Haider applied for a patent in 1998 to protect the technology he had nurtured since his PhD and took it to the market with CEOS-partner JEOL. 'What we patented were the details of how to bring the concept into practice and to make it appropriate for users, ' he said.
CEOS also commercialised an electronic beam corrector with Philips. After Haider and colleagues published a landmark paper on their invention in Nature, other suppliers of electron microscopes including Hitachi wanted the start-up to provide them with their corrector. Haider has since been granted 10 European patents for inventions that have further improved the resolution of electron microscopy and extended its applications. In 2015, his work notably permitted world-record resolutions of 0.043 nanometres, which is shorter than the radius of a hydrogen-atom.
Driving advances in high resolution
CEOS is today a market leader in correction technology and precision equipment for electronic microscopes with 47 employees and over a million euros in annual profits. The company provides components for 90% of all transmission electron microscopes on the market today, working with leading microscope suppliers including JEOL, Philips, Hitachi, Thermo Fisher Scientific and ZEISS to continually push the limits of their technology so that researchers can benefit from even sharper, improved images.
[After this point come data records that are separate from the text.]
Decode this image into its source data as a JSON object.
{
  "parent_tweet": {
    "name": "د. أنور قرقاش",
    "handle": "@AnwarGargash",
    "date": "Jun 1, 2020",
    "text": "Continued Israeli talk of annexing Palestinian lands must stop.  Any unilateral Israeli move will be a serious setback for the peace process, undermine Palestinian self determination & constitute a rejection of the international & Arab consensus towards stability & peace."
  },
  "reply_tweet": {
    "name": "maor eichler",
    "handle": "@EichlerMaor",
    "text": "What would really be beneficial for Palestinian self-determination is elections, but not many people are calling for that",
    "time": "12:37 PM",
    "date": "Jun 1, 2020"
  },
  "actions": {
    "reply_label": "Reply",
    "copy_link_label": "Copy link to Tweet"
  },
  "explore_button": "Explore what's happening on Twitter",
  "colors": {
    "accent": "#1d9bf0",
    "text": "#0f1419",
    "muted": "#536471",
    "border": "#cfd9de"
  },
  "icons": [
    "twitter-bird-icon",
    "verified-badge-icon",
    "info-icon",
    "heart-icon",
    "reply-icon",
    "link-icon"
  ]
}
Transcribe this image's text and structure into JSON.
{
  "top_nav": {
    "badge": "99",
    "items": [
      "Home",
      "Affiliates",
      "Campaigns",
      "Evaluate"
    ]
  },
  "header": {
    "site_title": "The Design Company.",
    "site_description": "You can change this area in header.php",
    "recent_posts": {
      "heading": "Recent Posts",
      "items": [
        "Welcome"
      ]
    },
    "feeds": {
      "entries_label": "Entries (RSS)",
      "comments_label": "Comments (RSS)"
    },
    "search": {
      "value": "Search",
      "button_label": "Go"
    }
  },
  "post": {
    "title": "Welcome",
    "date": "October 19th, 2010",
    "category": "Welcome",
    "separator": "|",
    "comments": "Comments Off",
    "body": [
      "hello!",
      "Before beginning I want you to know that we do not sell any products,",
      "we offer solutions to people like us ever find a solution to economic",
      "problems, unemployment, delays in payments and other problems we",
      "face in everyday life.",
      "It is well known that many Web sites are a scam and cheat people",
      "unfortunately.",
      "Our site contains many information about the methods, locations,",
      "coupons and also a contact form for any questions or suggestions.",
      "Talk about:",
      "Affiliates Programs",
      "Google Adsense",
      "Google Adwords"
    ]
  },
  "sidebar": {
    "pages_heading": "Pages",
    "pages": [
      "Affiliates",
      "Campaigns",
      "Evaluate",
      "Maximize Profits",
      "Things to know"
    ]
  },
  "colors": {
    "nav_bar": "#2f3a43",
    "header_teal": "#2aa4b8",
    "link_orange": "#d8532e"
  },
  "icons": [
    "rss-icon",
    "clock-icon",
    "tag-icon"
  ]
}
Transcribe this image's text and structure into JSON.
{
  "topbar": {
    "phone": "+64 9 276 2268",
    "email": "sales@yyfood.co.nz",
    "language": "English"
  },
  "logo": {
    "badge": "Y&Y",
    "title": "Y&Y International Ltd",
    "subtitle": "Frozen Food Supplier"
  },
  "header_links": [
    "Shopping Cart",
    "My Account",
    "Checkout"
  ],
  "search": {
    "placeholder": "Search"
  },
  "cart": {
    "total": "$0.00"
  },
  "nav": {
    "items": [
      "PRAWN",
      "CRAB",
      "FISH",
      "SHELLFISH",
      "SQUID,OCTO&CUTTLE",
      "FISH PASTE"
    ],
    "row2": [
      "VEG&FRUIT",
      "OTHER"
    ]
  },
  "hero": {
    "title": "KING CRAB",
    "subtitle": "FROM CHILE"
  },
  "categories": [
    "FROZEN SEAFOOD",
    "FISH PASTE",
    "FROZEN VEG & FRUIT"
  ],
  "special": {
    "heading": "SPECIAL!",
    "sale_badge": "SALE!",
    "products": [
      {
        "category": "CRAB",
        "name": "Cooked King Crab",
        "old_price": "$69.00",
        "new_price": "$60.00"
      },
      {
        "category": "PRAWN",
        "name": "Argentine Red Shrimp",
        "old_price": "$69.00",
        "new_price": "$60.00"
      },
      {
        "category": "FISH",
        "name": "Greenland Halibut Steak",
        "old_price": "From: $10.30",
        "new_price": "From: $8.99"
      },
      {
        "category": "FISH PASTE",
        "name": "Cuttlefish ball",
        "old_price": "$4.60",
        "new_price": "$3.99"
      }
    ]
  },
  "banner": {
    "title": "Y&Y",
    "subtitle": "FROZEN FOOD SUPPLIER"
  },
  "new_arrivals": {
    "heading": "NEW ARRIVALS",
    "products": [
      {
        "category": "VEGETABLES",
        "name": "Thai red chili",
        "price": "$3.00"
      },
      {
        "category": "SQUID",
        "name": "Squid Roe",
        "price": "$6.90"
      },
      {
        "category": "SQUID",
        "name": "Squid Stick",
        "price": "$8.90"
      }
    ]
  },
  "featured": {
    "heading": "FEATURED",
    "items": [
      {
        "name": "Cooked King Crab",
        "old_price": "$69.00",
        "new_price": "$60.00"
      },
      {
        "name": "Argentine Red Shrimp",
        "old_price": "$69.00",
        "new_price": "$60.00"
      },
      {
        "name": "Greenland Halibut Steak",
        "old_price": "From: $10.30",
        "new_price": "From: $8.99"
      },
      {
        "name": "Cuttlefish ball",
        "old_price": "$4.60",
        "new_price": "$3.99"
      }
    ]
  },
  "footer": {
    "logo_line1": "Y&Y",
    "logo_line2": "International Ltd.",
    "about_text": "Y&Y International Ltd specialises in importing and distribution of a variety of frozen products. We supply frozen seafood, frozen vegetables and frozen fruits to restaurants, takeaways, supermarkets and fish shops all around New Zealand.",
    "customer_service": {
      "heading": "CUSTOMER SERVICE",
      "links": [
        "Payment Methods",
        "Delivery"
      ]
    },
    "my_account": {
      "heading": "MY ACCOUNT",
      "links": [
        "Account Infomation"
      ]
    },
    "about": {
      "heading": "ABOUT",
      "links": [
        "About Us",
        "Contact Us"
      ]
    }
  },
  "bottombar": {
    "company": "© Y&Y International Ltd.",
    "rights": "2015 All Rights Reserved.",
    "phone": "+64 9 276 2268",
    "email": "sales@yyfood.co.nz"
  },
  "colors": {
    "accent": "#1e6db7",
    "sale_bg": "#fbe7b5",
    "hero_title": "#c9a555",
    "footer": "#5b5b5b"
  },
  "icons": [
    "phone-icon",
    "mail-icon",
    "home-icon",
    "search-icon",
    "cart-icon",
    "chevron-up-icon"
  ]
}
The advances in electron imaging brought by Haider's invention have pushed back the horizon of what can be visualised by researchers in countless disciplines in physics, chemistry and the life sciences. The ability to focus down to the atomic scale with precision has meant that they have been able to create new materials for new applications. For the last 20 years, Haider's work has therefore supported the boom in nanotechnology, notably in monitoring the structure and defects as microelectronic manufacturers miniaturise components for computers and smartphones, and has found applications in fields including solar cells and batteries.
With the transmission electron microscope market worth EUR 550 million in 2016 and expected to grow to EUR 650 million by 2021, CEOS is building on the success of its founder and working with partners to drive further advances in the field.
For Haider, his lifetime achievement is both his invention, contributing to advances in electron microscopy, and the company he helped grow and which he continues to support as a senior advisor.